Record excerpts:
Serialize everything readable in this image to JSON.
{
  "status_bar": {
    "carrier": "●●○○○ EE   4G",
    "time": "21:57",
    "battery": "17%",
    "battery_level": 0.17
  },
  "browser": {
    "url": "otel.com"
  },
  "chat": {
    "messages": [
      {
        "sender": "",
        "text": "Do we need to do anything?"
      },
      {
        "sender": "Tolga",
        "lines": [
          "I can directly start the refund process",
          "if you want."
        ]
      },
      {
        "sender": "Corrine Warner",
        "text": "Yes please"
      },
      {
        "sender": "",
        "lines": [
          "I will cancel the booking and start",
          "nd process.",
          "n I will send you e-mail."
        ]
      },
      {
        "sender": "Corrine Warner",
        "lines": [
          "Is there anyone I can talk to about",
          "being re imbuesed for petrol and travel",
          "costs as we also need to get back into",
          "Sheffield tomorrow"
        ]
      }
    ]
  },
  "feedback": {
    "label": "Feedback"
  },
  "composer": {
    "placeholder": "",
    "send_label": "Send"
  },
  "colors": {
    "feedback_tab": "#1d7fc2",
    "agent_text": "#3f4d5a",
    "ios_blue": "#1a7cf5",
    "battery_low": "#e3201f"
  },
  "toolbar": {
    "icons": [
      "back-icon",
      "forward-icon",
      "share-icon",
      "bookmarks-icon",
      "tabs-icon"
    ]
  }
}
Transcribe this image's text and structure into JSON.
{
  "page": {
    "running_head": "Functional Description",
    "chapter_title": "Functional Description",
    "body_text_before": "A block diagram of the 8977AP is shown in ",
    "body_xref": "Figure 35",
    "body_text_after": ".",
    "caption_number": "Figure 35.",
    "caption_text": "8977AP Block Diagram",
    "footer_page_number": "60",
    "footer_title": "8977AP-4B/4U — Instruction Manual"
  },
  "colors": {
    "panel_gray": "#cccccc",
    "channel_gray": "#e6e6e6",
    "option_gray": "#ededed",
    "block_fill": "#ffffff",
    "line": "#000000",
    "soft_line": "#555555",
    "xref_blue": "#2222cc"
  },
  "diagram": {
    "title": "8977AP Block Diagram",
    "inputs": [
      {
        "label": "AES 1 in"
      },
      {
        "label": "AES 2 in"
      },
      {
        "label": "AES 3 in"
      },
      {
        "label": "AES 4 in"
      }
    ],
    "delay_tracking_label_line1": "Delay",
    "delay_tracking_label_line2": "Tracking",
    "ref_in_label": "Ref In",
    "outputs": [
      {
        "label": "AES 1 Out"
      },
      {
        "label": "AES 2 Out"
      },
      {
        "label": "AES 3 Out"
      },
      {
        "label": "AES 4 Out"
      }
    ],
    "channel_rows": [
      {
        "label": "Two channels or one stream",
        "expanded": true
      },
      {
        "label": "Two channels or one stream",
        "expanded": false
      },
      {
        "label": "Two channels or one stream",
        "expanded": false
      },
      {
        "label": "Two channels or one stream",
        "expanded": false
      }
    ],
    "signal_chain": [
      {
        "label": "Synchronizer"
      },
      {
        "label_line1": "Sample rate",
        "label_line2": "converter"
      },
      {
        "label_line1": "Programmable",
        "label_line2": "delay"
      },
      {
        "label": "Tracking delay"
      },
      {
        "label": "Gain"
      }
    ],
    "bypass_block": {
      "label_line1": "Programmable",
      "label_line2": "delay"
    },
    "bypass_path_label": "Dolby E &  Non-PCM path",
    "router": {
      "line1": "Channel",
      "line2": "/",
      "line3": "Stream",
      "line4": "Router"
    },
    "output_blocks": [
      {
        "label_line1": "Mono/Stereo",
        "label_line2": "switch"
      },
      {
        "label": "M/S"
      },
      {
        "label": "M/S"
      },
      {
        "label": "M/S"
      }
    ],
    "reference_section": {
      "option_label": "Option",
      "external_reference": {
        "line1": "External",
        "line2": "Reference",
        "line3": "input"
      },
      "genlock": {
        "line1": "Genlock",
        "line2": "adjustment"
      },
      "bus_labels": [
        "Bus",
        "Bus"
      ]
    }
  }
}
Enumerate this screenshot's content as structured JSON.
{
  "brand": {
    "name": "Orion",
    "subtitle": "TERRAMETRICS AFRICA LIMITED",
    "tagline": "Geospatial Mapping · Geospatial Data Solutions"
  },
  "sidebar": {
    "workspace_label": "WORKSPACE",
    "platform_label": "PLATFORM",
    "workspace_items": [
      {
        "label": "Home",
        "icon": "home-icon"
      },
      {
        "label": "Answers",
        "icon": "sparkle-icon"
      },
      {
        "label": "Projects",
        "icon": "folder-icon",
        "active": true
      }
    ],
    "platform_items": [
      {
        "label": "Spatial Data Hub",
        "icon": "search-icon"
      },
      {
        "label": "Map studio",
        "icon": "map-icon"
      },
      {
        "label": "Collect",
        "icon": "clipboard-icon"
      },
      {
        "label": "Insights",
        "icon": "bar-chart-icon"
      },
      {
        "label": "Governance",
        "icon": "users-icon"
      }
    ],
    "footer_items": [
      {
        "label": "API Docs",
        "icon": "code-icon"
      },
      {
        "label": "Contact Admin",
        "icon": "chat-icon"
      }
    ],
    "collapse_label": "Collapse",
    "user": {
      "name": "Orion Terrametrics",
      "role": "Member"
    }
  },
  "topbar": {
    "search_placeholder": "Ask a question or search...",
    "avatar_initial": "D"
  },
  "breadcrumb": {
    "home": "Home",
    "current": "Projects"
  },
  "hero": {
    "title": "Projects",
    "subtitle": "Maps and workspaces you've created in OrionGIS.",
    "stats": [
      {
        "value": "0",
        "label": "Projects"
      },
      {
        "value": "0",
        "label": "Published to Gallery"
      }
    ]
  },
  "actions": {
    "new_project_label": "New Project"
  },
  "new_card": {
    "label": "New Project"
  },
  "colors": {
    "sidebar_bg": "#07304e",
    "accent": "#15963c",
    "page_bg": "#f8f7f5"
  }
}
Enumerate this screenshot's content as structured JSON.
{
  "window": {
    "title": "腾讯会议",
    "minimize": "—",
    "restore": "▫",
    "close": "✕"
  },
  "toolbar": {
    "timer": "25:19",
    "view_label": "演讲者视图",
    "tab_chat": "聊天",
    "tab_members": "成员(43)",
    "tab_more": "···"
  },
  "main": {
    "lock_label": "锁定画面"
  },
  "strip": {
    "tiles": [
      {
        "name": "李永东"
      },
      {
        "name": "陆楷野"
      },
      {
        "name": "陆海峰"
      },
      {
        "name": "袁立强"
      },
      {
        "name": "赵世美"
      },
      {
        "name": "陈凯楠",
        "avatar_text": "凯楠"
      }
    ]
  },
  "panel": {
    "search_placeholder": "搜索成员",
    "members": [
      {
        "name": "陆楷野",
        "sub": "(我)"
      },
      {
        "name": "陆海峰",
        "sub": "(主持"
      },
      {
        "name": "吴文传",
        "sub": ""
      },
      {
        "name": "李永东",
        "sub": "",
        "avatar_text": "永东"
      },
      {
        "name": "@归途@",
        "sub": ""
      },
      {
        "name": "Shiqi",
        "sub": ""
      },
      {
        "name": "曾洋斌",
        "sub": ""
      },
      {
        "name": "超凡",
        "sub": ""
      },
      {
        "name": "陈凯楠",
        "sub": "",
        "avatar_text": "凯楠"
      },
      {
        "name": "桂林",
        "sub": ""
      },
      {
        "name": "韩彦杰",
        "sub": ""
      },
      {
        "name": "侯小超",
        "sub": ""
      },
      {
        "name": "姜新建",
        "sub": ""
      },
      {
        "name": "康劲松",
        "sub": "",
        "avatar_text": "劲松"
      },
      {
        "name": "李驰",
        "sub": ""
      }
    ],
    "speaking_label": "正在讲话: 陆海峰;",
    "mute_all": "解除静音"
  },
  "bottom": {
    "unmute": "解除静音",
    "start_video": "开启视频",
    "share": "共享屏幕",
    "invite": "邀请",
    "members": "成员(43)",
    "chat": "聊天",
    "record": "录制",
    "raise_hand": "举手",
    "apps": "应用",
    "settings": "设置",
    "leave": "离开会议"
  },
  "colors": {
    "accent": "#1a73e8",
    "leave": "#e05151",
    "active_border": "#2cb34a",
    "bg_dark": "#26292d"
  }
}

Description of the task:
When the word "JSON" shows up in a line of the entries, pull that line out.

Answer space:
Serialize everything readable in this image to JSON.
Transcribe this image's text and structure into JSON.
Enumerate this screenshot's content as structured JSON.
Enumerate this screenshot's content as structured JSON.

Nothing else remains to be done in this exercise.